Duquesne Works Site, Duquesne Pennsylvania

Duquesne is a former steel town on the Monongahela River just South of Pittsburgh. Duquesne was the home of Andrew Carnegie's and later US steel's Duquesne works which were a major part of those steel empires. The Duquesne works, at it's peak employed 8,000 people ( 1948 ). The mill was built in 1889 and closed in 1984. The mill was demolished not long after it's closure and efforts to turn the site into an office park have been on-going since then. One small building from the mill was saved and renovated. It's now occupied by US Steel offices.

Duquesne is just 12 miles from downtown Pittsburgh which is in the beginnings of what is hopefully an economic revival.
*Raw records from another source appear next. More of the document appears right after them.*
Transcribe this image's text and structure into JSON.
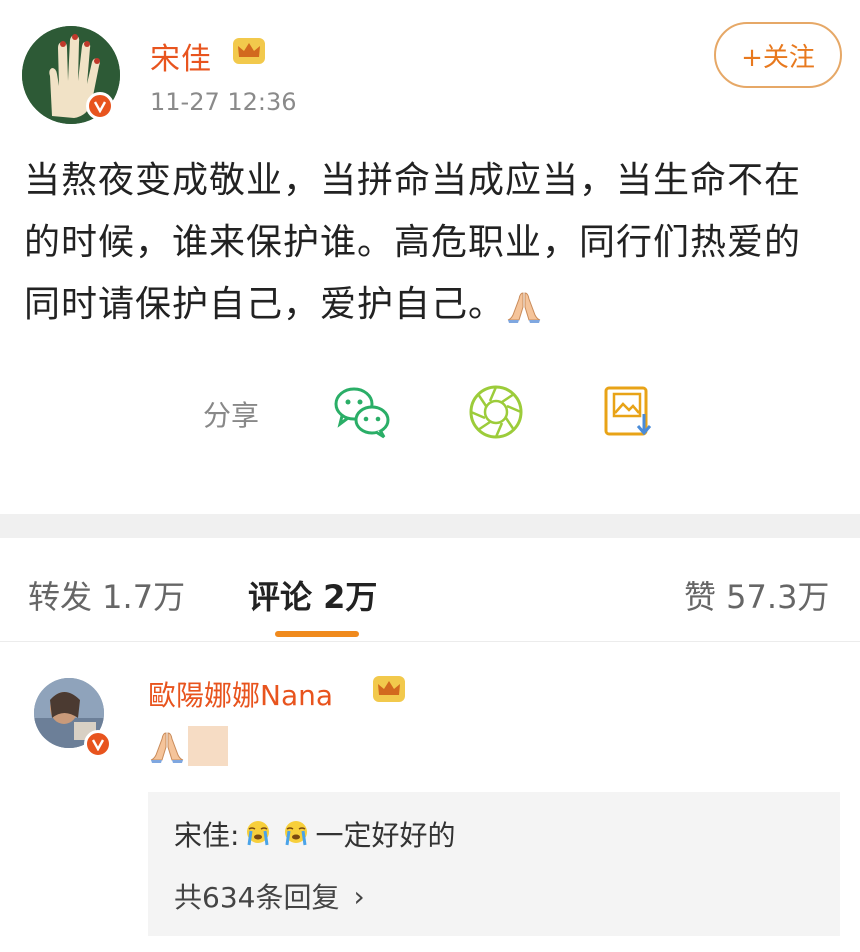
{
  "post": {
    "author": "宋佳",
    "time": "11-27 12:36",
    "follow_label": "+关注",
    "text_line1": "当熬夜变成敬业，当拼命当成应当，当生命不在",
    "text_line2": "的时候，谁来保护谁。高危职业，同行们热爱的",
    "text_line3": "同时请保护自己，爱护自己。",
    "share_label": "分享"
  },
  "tabs": {
    "repost": "转发 1.7万",
    "comments": "评论 2万",
    "likes": "赞 57.3万"
  },
  "comment": {
    "author": "歐陽娜娜Nana",
    "reply_author": "宋佳:",
    "reply_text": "一定好好的",
    "reply_count": "共634条回复",
    "reply_chevron": "›"
  },
  "colors": {
    "brand": "#e8541e",
    "accent": "#f08a1d",
    "wechat": "#2aae67",
    "moments": "#9ccc3a",
    "save": "#e8a317"
  },
  "icons": [
    "avatar-hand",
    "verified-badge",
    "crown-icon",
    "pray-emoji",
    "wechat-icon",
    "moments-icon",
    "save-image-icon",
    "crying-emoji",
    "chevron-right-icon"
  ]
}
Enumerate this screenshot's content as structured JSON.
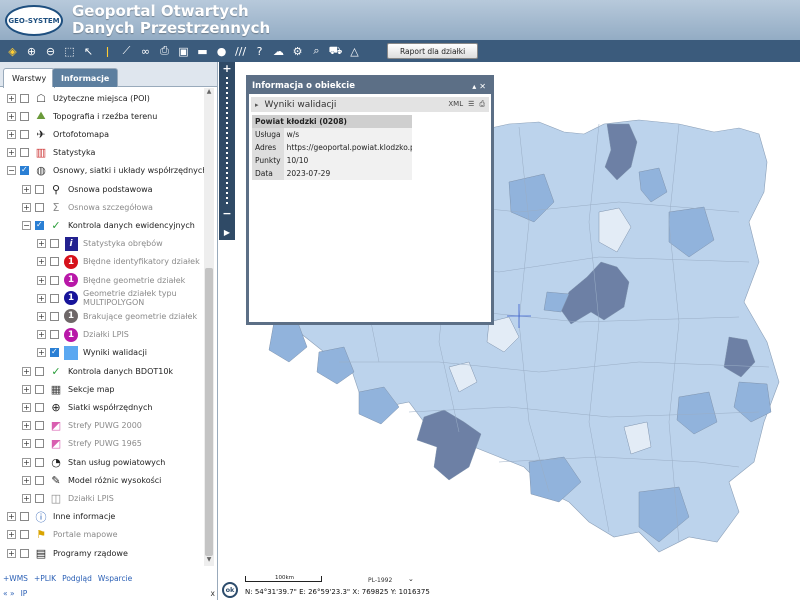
{
  "header": {
    "logo_text": "GEO-SYSTEM",
    "title_line1": "Geoportal Otwartych",
    "title_line2": "Danych Przestrzennych"
  },
  "toolbar": {
    "icons": [
      "layers-icon",
      "zoom-in-icon",
      "zoom-out-icon",
      "full-extent-icon",
      "pointer-icon",
      "identify-icon",
      "measure-icon",
      "link-icon",
      "print-icon",
      "export-icon",
      "draw-line-icon",
      "comment-icon",
      "hatch-icon",
      "help-icon",
      "cloud-icon",
      "settings-icon",
      "search-icon",
      "cart-icon",
      "shapes-icon"
    ],
    "report_button": "Raport dla działki"
  },
  "left_panel": {
    "tabs": [
      {
        "label": "Warstwy",
        "active": true
      },
      {
        "label": "Informacje",
        "active": false
      }
    ],
    "layers": [
      {
        "label": "Użyteczne miejsca (POI)",
        "icon": "poi-icon",
        "checked": false,
        "level": 0
      },
      {
        "label": "Topografia i rzeźba terenu",
        "icon": "topography-icon",
        "checked": false,
        "level": 0
      },
      {
        "label": "Ortofotomapa",
        "icon": "satellite-icon",
        "checked": false,
        "level": 0
      },
      {
        "label": "Statystyka",
        "icon": "chart-icon",
        "checked": false,
        "level": 0
      },
      {
        "label": "Osnowy, siatki i układy współrzędnych",
        "icon": "globe-icon",
        "checked": true,
        "level": 0
      },
      {
        "label": "Osnowa podstawowa",
        "icon": "pin-icon",
        "checked": false,
        "level": 1
      },
      {
        "label": "Osnowa szczegółowa",
        "icon": "sigma-icon",
        "checked": false,
        "level": 1,
        "dim": true
      },
      {
        "label": "Kontrola danych ewidencyjnych",
        "icon": "check-circle-icon",
        "checked": true,
        "level": 1
      },
      {
        "label": "Statystyka obrębów",
        "icon": "info-box-icon",
        "checked": false,
        "level": 2,
        "dim": true
      },
      {
        "label": "Błędne identyfikatory działek",
        "icon": "badge-red-1",
        "checked": false,
        "level": 2,
        "dim": true
      },
      {
        "label": "Błędne geometrie działek",
        "icon": "badge-magenta-1",
        "checked": false,
        "level": 2,
        "dim": true
      },
      {
        "label": "Geometrie działek typu MULTIPOLYGON",
        "icon": "badge-navy-1",
        "checked": false,
        "level": 2,
        "dim": true
      },
      {
        "label": "Brakujące geometrie działek",
        "icon": "badge-gray-1",
        "checked": false,
        "level": 2,
        "dim": true
      },
      {
        "label": "Działki LPIS",
        "icon": "badge-magenta-1",
        "checked": false,
        "level": 2,
        "dim": true
      },
      {
        "label": "Wyniki walidacji",
        "icon": "blue-square-icon",
        "checked": true,
        "level": 2
      },
      {
        "label": "Kontrola danych BDOT10k",
        "icon": "check-circle-icon",
        "checked": false,
        "level": 1
      },
      {
        "label": "Sekcje map",
        "icon": "grid-icon",
        "checked": false,
        "level": 1
      },
      {
        "label": "Siatki współrzędnych",
        "icon": "globe-grid-icon",
        "checked": false,
        "level": 1
      },
      {
        "label": "Strefy PUWG 2000",
        "icon": "zones-icon",
        "checked": false,
        "level": 1,
        "dim": true
      },
      {
        "label": "Strefy PUWG 1965",
        "icon": "zones-icon",
        "checked": false,
        "level": 1,
        "dim": true
      },
      {
        "label": "Stan usług powiatowych",
        "icon": "status-icon",
        "checked": false,
        "level": 1
      },
      {
        "label": "Model różnic wysokości",
        "icon": "height-model-icon",
        "checked": false,
        "level": 1
      },
      {
        "label": "Działki LPIS",
        "icon": "lpis-icon",
        "checked": false,
        "level": 1,
        "dim": true
      },
      {
        "label": "Inne informacje",
        "icon": "info-icon",
        "checked": false,
        "level": 0
      },
      {
        "label": "Portale mapowe",
        "icon": "portal-icon",
        "checked": false,
        "level": 0,
        "dim": true
      },
      {
        "label": "Programy rządowe",
        "icon": "map-icon",
        "checked": false,
        "level": 0
      }
    ],
    "links": [
      "+WMS",
      "+PLIK",
      "Podgląd",
      "Wsparcie"
    ],
    "footer": {
      "left": "«  »",
      "ip": "IP",
      "close": "x"
    }
  },
  "info_dialog": {
    "title": "Informacja o obiekcie",
    "section": "Wyniki walidacji",
    "xml_label": "XML",
    "table_header": "Powiat kłodzki (0208)",
    "rows": [
      {
        "key": "Usługa",
        "value": "w/s"
      },
      {
        "key": "Adres",
        "value": "https://geoportal.powiat.klodzko.pl/gsp"
      },
      {
        "key": "Punkty",
        "value": "10/10"
      },
      {
        "key": "Data",
        "value": "2023-07-29"
      }
    ]
  },
  "map": {
    "ok_button": "ok",
    "scale_label": "100km",
    "crs": "PL-1992",
    "coordinates": "N: 54°31'39.7\"  E: 26°59'23.3\"  X: 769825  Y: 1016375",
    "colors": {
      "light": "#bcd3ec",
      "mid": "#91b3dc",
      "dark": "#6d80a5",
      "border": "#8ca0b8"
    }
  }
}
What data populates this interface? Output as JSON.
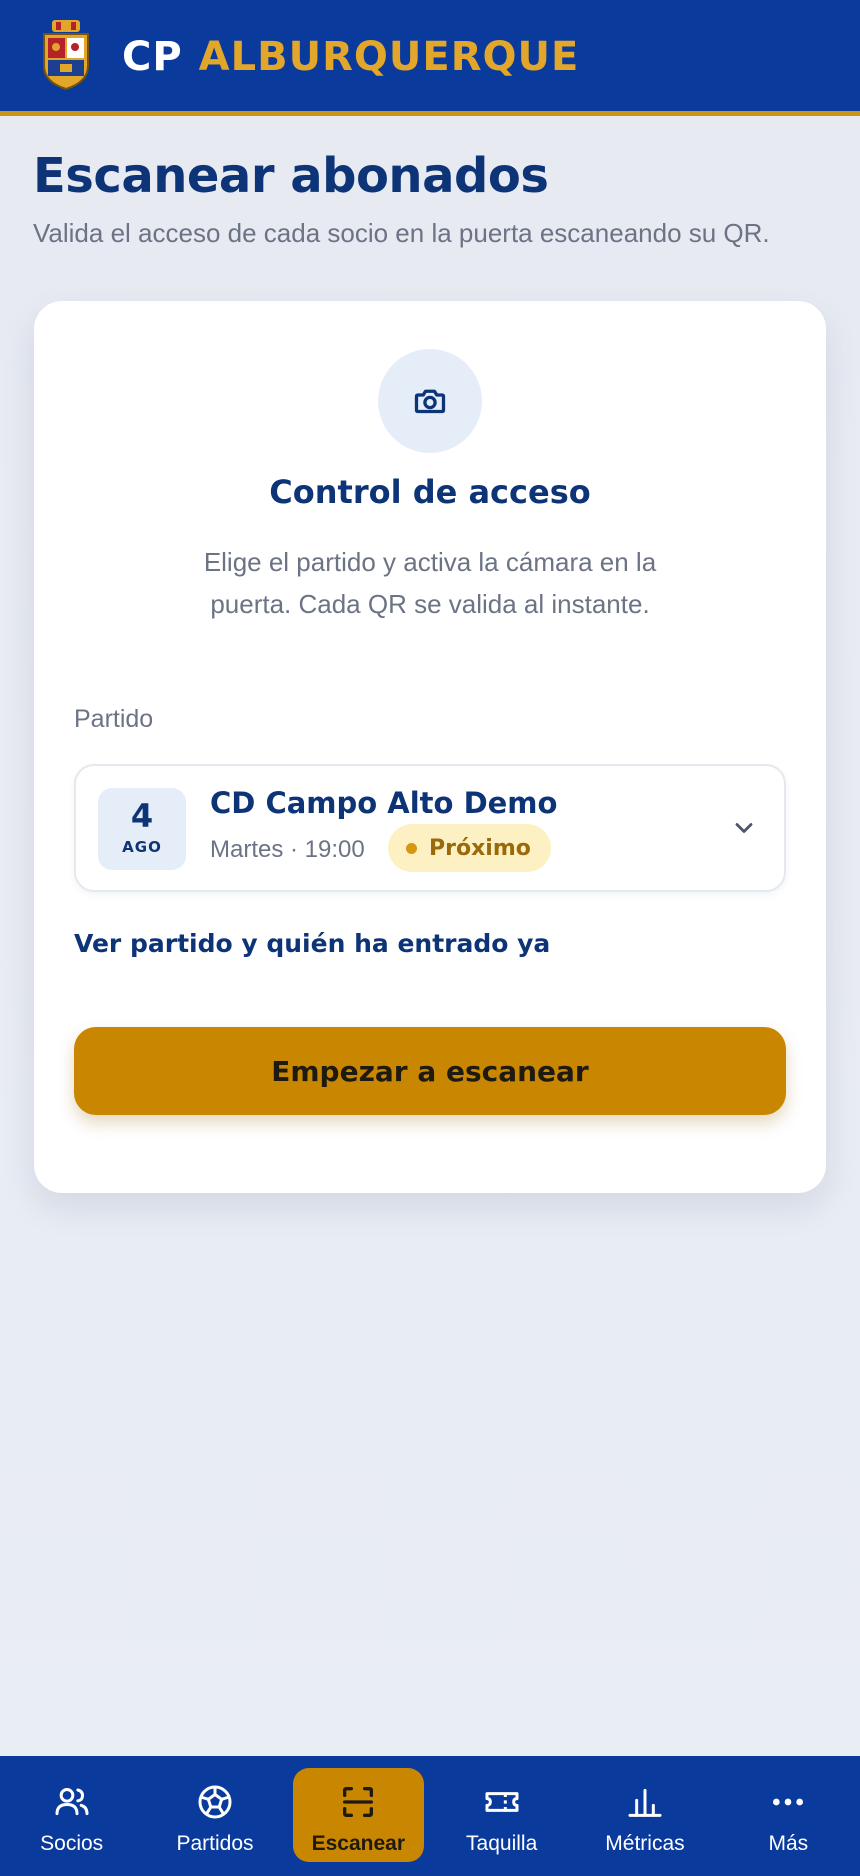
{
  "header": {
    "brand_prefix": "CP",
    "brand_name": "ALBURQUERQUE",
    "crest_icon": "club-crest-icon"
  },
  "page": {
    "title": "Escanear abonados",
    "subtitle": "Valida el acceso de cada socio en la puerta escaneando su QR."
  },
  "card": {
    "icon": "camera-icon",
    "title": "Control de acceso",
    "description": "Elige el partido y activa la cámara en la puerta. Cada QR se valida al instante.",
    "field_label": "Partido",
    "match": {
      "day": "4",
      "month": "AGO",
      "name": "CD Campo Alto Demo",
      "time": "Martes · 19:00",
      "status": "Próximo",
      "status_color": "#fdf1c4"
    },
    "link_label": "Ver partido y quién ha entrado ya",
    "button_label": "Empezar a escanear"
  },
  "nav": {
    "items": [
      {
        "label": "Socios",
        "icon": "users-icon"
      },
      {
        "label": "Partidos",
        "icon": "soccer-ball-icon"
      },
      {
        "label": "Escanear",
        "icon": "scan-icon",
        "active": true
      },
      {
        "label": "Taquilla",
        "icon": "ticket-icon"
      },
      {
        "label": "Métricas",
        "icon": "bar-chart-icon"
      },
      {
        "label": "Más",
        "icon": "more-icon"
      }
    ]
  },
  "colors": {
    "primary": "#0a3a9c",
    "accent": "#c98600",
    "gold": "#e2a72a"
  }
}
This revival however hasn't yet impacted the cities along the Monongahela River South of Pittsburgh. The greatest concentration of steel manufacture in the Pittsburgh region was South of the city along the Monongahela River. The almost complete collapse of the steel industry in this area has been devastating to the entire river valley, both North and South of Duquesne. Duquesne's population peaked in 1930 at 21,396. Today it's population is 5,558 ( 2012 ). The populations of towns neighboring Duquesne have fallen by as much or more in some cases.


Duquesne PA

Downtown Duquesne Pennsylvania

Downtown Duquesne is essentially lifeless at this point. The office park that was developed to replace the steel mill has a few new warehouses and other tenants but it does not seem to be having much of an impact on the rest of Duquesne. Mckeesport is just South of Duquesne. Braddock and Homestead are just North.

Information about the Duquesne Works here.


Duquesne PA

Downtown Duquesne Pennsylvania



All content on these pages Copyright Mark Hedlund 2012-2017. All rights reserved. Use in school projects and with links on social media is always okay. Please send me an email to request permission for any other use: hedlunch@yahoo.com Non-exclusive commercial publication rights for most photos is $25 per image.

Search EoFP: